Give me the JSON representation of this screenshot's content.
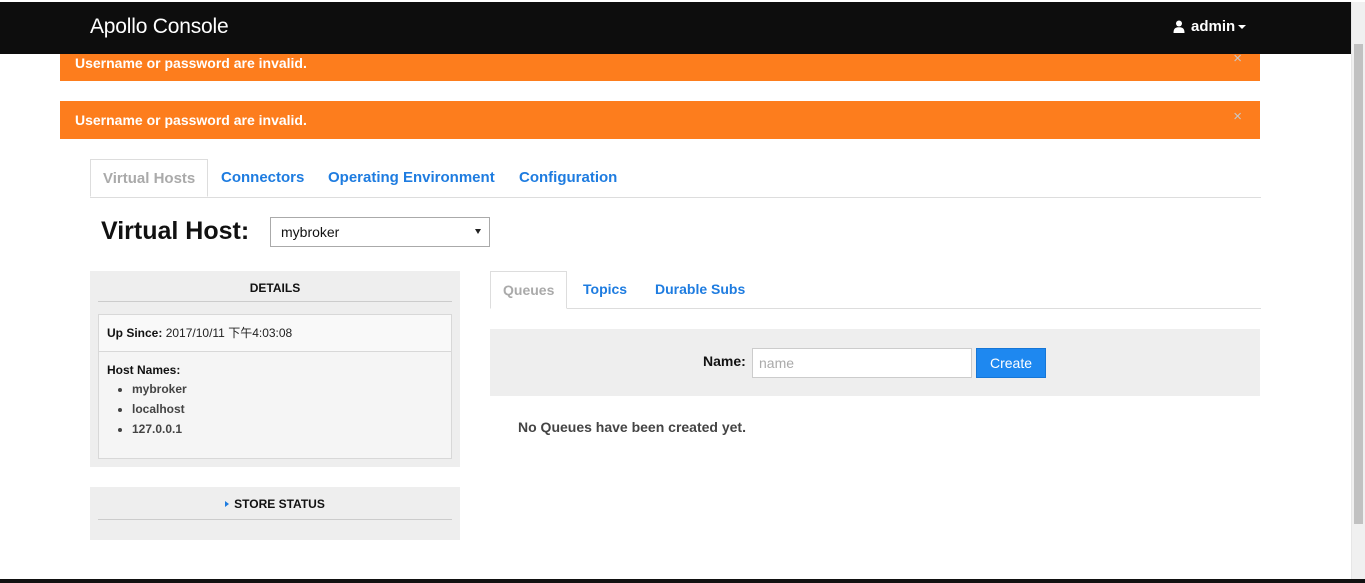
{
  "app": {
    "title": "Apollo Console",
    "user": "admin"
  },
  "alerts": [
    {
      "message": "Username or password are invalid.",
      "close": "×"
    },
    {
      "message": "Username or password are invalid.",
      "close": "×"
    }
  ],
  "main_tabs": [
    {
      "label": "Virtual Hosts",
      "active": true
    },
    {
      "label": "Connectors",
      "active": false
    },
    {
      "label": "Operating Environment",
      "active": false
    },
    {
      "label": "Configuration",
      "active": false
    }
  ],
  "virtual_host": {
    "label": "Virtual Host:",
    "selected": "mybroker"
  },
  "details": {
    "title": "DETAILS",
    "up_since_label": "Up Since:",
    "up_since_value": "2017/10/11 下午4:03:08",
    "host_names_label": "Host Names:",
    "host_names": [
      "mybroker",
      "localhost",
      "127.0.0.1"
    ]
  },
  "store_status": {
    "title": "STORE STATUS"
  },
  "sub_tabs": [
    {
      "label": "Queues",
      "active": true
    },
    {
      "label": "Topics",
      "active": false
    },
    {
      "label": "Durable Subs",
      "active": false
    }
  ],
  "create_form": {
    "name_label": "Name:",
    "name_placeholder": "name",
    "create_label": "Create"
  },
  "empty_message": "No Queues have been created yet.",
  "colors": {
    "navbar": "#0d0d0d",
    "alert": "#fd7d1d",
    "link": "#1e7ce0",
    "button": "#1e88f0"
  },
  "icons": {
    "user": "user-icon",
    "caret_down": "caret-down-icon",
    "close": "close-icon",
    "caret_right": "caret-right-icon",
    "select_arrow": "select-arrow-icon"
  }
}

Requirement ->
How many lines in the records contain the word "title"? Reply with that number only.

Answer for the task ->
3